Medical Product Prototyping: TranquiLift
When the COVID-19 quarantines began, one luxury people grew to miss was being pampered in a salon or barbershop. For many wheelchair users, however, salon hair care is often a challenge. The process can require an individual to be lifted out of their wheelchair into a salon chair, but this transfer can easily result in injury.
A barber from Dubois, PA approached a team of engineers and rehabilitation experts from the University of Pittsburgh to develop a device that would help individuals with physical disabilities have a more tailored, comfortable, and safe experience at the salon.
“If you are a wheelchair user, there is currently no portable device to facilitate the elevation or tilting required to visit places like a barbershop or recreational facility,” said Anand Mhatre, assistant professor at Pitt’s School of Health and Rehabilitation Sciences. “We want to make these activities more accessible by creating a device that provides the functionality necessary to reduce and eliminate potential strain or injuries from a chair transfer.”
Accessibility is often an overlooked issue – from web design to building design, people with disabilities often experience a myriad of daily challenges that able-bodied individuals take for granted. This device, dubbed TranquiLift, wants to provide a portable solution for activities that require elevation, and Pitt faculty and students leveraged common tools to make it work.
“TranquiLift operates with a scissor lift and a secondary hydraulic platform to allow for a tilt. The user rolls onto a platform and is raised one or two feet using a manual hydraulic jack, much like what you would see in a car shop,” explained Cody Ruck, a bioengineering graduate student studying medical product engineering at Pitt’s Swanson School of Engineering. “The tilt function allows hairdressers to wash and style from different angles. There are safety constraints that lock the chair into place, and there are wheels on the base for portability.”
The first Tranquilift prototype is in development with the hope of being deployed at Baka’s Barbershop in the summer. From there, the team will evaluate its performance and make the necessary design revisions. By the end of the year, they hope to have a fully deployed device that can potentially be commercialized.
The team includes bioengineering students Austin Minard, Cody Ruck, Thaarakh Suresh, and Shreya Telang under the guidance of Anand Mhatre and Kilichan Gurleyik, assistant professor of bioengineering at Pitt.
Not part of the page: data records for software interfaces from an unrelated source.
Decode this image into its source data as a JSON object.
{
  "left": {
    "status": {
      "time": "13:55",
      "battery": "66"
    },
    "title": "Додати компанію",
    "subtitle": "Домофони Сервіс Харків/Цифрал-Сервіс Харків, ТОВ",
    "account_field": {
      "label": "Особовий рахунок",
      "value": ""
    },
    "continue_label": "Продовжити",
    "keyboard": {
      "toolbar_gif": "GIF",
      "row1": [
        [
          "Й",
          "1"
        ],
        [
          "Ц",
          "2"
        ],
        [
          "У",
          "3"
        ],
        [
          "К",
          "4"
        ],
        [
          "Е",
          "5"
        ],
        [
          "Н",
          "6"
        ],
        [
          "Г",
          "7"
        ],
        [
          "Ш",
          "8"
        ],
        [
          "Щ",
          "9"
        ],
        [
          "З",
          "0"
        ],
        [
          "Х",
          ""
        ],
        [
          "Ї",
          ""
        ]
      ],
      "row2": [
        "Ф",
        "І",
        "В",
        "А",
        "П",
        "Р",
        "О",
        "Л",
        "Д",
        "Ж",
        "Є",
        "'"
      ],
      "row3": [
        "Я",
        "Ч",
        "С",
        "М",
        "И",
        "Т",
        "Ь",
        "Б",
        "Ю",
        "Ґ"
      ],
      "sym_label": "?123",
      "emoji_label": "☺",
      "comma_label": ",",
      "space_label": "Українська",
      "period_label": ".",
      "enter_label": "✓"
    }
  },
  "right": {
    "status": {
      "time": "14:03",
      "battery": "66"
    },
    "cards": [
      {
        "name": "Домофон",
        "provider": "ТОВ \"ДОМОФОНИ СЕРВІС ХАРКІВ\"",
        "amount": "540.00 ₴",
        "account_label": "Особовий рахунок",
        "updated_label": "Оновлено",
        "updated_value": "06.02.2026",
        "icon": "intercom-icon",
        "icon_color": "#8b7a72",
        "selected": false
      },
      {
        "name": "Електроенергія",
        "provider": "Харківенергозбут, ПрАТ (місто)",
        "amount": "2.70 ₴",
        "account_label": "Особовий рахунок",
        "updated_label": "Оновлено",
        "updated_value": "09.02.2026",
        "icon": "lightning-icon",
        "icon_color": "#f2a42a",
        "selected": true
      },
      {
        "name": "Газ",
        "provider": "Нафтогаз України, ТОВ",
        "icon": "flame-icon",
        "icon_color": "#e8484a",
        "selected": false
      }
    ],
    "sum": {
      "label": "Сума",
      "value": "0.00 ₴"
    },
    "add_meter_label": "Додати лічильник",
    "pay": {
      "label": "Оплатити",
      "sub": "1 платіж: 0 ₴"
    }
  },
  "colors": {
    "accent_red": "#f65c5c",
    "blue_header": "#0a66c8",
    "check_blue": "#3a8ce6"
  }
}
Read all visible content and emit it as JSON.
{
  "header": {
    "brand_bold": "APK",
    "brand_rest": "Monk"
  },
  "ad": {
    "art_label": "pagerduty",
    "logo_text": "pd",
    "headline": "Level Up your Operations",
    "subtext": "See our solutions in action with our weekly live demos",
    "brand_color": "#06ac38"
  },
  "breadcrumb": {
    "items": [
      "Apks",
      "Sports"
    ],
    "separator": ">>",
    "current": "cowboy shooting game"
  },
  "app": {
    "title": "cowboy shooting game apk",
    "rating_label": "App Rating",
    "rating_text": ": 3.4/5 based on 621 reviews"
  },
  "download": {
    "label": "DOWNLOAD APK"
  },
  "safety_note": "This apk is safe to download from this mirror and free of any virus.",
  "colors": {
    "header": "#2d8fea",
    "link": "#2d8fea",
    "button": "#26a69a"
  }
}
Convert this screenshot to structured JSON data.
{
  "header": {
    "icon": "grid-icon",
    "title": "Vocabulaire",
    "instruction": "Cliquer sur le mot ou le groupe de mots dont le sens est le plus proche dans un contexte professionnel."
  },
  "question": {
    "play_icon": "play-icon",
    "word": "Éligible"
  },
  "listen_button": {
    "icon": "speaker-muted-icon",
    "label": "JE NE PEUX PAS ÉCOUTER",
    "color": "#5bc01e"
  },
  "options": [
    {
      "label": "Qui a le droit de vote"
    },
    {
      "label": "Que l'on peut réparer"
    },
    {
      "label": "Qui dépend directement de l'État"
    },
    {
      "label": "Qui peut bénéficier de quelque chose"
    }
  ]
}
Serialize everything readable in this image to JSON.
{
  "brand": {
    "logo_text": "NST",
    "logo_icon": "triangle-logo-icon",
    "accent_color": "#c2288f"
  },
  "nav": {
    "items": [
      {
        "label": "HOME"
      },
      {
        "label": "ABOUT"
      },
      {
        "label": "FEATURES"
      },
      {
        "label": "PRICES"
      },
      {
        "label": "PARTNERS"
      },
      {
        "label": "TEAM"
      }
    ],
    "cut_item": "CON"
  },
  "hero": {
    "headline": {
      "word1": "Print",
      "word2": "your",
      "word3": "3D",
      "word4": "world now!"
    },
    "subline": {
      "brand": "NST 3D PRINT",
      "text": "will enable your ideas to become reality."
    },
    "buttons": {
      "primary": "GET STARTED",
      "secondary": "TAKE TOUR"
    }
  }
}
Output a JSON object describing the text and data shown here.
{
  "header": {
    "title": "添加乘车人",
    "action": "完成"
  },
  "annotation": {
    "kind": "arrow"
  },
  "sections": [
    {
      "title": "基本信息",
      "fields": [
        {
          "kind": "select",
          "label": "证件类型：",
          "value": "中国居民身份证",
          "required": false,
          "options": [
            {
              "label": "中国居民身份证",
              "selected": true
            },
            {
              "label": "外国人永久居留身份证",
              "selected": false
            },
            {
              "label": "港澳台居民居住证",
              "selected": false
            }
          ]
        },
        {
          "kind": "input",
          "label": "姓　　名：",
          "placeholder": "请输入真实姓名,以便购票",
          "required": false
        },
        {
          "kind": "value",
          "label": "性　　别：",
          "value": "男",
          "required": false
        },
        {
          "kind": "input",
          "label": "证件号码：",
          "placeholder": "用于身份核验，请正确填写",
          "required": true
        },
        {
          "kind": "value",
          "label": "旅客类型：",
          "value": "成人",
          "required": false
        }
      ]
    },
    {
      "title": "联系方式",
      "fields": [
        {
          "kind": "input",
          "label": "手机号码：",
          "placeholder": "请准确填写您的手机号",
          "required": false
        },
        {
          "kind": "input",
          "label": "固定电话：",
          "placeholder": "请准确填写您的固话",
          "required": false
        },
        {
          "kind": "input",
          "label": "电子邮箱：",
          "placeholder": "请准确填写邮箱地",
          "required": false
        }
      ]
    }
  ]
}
“TranquiLift is the first product of its kind that will give clients the kind of therapeutic, self-care experience that that we have all come to appreciate at a barbershop or salon,” said Mhatre. “We’re starting in the barbershop and hope to extend the device to other settings.”